Jon Stewart Pours His Serious Side Into True Tale Of Oppression


Rosewater_posterIn a world of TV reality, and reality TV, it certainly says something that a personality as visible and as successful as Jon Stewart is would see fit to put TV completely aside in order to focus on cinema. Stewart famously took a hiatus from his high-profile cushy gig as host of Comedy Central’s The Daily Show for the better part of last year in order to direct and write Rosewater, a political drama set in Iran circa 2009. Stewart’s screenplay is based upon the book “Then They Came for Me: A Family’s Story of Love, Captivity, and Survival” by Maziar Bahari and Aimee Moloy. It’s an activism film, but not a drag.

Rosewater stars Gael García Bernal as real life journalist Bahari who was taken prisoner by the Iranian government following the heavily controversial election of Mahmoud Ahmadinejad. Bahari, in covering the landmark Iranian election and all the fervor surrounding them for Newsweek, did turn his camera on some unsanctioned political activity once or twice. But that’s just a newsman doing his job.

I can’t think of another time when such a high-profile TV star would in fact walk away from a gig like “The Daily Show” in order to go direct a movie like “Rosewater”.

Nevertheless, it’s this action that lands him in a small, neglected four-wall cell for several years, interrogated and prodded by high ranking, nicely dressed thugs. Through it all, Bernal is terrific in holding viewer sympathy, even as watching his character’s situation play out begins to become (intentionally) as monotonous as it is for Bahari. Interestingly, as the film tells it, it was his willing participation in a Daily Show bit that the Iranian government misinterpreted, and used as grounds for persecuting him. Was this the seed of Stewart’s interest in making this film?

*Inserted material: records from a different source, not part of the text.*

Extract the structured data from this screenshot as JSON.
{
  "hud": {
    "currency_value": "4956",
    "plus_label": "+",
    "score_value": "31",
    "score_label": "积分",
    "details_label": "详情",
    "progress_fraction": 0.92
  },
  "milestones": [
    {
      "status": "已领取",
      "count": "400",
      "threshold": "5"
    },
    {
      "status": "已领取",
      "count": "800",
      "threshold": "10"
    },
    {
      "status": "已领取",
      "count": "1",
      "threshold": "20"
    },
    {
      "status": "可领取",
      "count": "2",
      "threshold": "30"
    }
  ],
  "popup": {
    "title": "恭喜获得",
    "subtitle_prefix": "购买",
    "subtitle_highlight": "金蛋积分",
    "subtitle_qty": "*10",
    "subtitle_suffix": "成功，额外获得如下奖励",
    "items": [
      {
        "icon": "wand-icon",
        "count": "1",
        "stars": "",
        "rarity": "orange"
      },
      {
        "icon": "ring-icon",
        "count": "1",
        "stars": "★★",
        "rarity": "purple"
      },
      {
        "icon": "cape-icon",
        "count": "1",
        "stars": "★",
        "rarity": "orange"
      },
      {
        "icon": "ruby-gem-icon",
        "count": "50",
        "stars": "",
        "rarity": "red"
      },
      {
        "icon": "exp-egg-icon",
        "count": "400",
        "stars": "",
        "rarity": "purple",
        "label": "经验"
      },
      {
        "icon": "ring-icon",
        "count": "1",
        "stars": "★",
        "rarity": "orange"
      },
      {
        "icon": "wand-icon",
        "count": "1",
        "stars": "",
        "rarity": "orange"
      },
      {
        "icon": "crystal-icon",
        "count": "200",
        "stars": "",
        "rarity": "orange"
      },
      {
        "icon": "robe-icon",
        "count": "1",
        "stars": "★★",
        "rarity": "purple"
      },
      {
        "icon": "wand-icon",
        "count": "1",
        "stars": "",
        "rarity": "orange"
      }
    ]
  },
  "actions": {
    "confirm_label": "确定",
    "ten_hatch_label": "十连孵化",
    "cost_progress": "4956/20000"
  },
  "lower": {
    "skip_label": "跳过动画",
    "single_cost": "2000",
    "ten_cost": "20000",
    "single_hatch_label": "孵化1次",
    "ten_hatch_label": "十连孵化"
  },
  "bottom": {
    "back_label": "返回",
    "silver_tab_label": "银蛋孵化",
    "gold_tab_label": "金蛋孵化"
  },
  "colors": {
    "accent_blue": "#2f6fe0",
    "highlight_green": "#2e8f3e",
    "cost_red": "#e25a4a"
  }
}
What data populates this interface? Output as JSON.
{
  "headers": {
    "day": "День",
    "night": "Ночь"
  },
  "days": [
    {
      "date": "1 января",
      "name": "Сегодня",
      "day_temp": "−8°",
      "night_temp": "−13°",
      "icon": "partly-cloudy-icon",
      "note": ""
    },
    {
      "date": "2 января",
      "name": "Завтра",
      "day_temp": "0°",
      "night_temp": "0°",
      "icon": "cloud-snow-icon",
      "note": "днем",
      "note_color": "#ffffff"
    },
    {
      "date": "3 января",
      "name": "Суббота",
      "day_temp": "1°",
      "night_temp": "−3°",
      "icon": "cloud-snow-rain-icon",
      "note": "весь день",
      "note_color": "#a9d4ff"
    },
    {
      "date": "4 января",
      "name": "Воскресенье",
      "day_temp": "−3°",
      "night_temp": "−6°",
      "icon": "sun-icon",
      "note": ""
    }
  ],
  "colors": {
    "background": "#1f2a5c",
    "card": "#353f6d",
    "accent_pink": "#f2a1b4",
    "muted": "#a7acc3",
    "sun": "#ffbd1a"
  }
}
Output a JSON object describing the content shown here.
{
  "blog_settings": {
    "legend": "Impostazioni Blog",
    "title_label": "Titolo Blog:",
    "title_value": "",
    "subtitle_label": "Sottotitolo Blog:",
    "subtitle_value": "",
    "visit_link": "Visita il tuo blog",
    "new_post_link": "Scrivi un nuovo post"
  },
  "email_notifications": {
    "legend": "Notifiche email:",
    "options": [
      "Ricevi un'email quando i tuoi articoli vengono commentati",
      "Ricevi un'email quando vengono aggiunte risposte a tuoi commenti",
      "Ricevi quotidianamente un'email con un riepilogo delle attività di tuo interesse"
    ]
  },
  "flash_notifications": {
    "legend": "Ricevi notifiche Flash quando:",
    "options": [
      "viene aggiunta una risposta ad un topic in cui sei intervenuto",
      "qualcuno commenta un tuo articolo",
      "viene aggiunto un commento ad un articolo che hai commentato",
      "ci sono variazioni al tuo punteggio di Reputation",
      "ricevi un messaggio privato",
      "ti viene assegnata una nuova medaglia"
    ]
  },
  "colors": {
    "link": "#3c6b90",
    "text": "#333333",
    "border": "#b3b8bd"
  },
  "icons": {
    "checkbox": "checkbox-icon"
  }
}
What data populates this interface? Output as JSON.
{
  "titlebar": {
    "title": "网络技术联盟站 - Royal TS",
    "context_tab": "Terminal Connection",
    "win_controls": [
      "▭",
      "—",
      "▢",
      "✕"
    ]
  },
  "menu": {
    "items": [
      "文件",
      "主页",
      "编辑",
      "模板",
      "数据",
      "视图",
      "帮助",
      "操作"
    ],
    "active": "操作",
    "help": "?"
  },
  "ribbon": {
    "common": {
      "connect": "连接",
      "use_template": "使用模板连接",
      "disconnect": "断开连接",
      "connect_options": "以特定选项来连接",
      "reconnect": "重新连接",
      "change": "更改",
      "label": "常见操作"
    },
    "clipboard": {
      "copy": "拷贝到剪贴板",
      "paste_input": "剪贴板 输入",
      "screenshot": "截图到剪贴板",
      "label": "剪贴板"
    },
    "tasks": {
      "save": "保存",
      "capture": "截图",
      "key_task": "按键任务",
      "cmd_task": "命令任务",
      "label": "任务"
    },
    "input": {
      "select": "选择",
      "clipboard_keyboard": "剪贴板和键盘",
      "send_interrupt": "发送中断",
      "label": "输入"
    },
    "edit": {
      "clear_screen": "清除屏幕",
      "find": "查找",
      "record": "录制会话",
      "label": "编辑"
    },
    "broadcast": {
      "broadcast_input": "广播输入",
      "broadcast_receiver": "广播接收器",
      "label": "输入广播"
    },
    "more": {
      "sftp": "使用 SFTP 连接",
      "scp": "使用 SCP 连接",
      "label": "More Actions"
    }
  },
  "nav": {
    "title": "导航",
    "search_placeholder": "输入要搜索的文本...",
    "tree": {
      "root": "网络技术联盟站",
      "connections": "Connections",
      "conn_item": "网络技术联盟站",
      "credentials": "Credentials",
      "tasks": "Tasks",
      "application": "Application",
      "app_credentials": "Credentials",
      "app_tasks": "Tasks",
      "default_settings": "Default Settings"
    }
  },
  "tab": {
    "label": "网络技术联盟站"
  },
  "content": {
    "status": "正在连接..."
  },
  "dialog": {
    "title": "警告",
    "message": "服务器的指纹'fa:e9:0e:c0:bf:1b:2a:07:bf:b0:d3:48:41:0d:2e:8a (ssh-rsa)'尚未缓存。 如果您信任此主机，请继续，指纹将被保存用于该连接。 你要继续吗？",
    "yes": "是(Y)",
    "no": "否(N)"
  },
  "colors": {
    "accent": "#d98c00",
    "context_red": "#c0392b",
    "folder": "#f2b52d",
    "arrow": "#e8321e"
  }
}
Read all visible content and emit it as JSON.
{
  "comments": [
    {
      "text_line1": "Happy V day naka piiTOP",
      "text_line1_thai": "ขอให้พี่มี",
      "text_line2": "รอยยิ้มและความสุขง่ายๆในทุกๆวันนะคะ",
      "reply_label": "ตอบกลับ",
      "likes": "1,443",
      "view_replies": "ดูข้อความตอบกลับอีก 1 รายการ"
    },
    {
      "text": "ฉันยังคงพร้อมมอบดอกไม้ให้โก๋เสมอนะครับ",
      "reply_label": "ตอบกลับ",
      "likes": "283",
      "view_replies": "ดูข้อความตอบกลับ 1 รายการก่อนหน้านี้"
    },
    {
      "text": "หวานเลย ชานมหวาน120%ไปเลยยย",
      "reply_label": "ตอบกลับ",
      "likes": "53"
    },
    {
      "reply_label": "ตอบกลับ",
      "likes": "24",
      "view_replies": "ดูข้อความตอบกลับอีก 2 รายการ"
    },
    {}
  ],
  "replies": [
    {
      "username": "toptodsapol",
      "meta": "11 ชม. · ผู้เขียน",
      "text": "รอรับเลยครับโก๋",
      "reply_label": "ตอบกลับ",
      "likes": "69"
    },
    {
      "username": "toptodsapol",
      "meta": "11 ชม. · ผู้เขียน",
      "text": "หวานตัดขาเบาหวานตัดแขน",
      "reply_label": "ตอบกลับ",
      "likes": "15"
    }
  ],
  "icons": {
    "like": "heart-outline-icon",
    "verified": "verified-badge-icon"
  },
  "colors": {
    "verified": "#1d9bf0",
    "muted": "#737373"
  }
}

Gael García Bernal as Maziar Bahari , about to get into big trouble in ROSEWATER.

Gael García Bernal as Maziar Bahari , about to get into big trouble in ROSEWATER.

Stewart is circulated widely on YouTube, on Facebook, on Twitter and more, via Comedy Central’s website. Behind the desk of his day job, his opinion comes packaged as seven-minute comedy bursts, readily assessable to the masses. On his Daily Show platform, his voice has no limits. Rosewater is something very different. And that Stewart apparently realizes a certainimportance of cinema over the power of viral video/television in order to make his point about the plight of captured reporters, is a very powerful statement to the continuing vitality and outright power of the medium of film.

It also says something about Jon Stewart personal character. I can’t think of another time when such a high-profile TV star would in fact walk away from a gig like The Daily Show in order to go direct a movie like Rosewater. (i.e., a challenging dramatic work that is weighty and subtitle-y.) Whether one likes Stewart on television or not, one must admit that this was a courageous and even admirable career move.


Tinged with the character’s love of Leonard Cohen music (there’s one doozy of a dance scene, bordering on transcendent), and his love for his wife, Bahari is presented as an infinitely relatable everyman with a camera. The film takes an interest in the way media is disseminated electronically, and a certain glee in the fact that tech advances such as smart phones and social media virtually guarantee that political bullies like the one in power in this story will likely be significantly weakened in the future by virtue of the truth being more readily, freely and easily circulated than ever before. Rosewater may not quite have what it takes to be a year-end awards contender – there is a certain unevenness that keeps it from being Great – but it is the real thing; a film that works just as it should.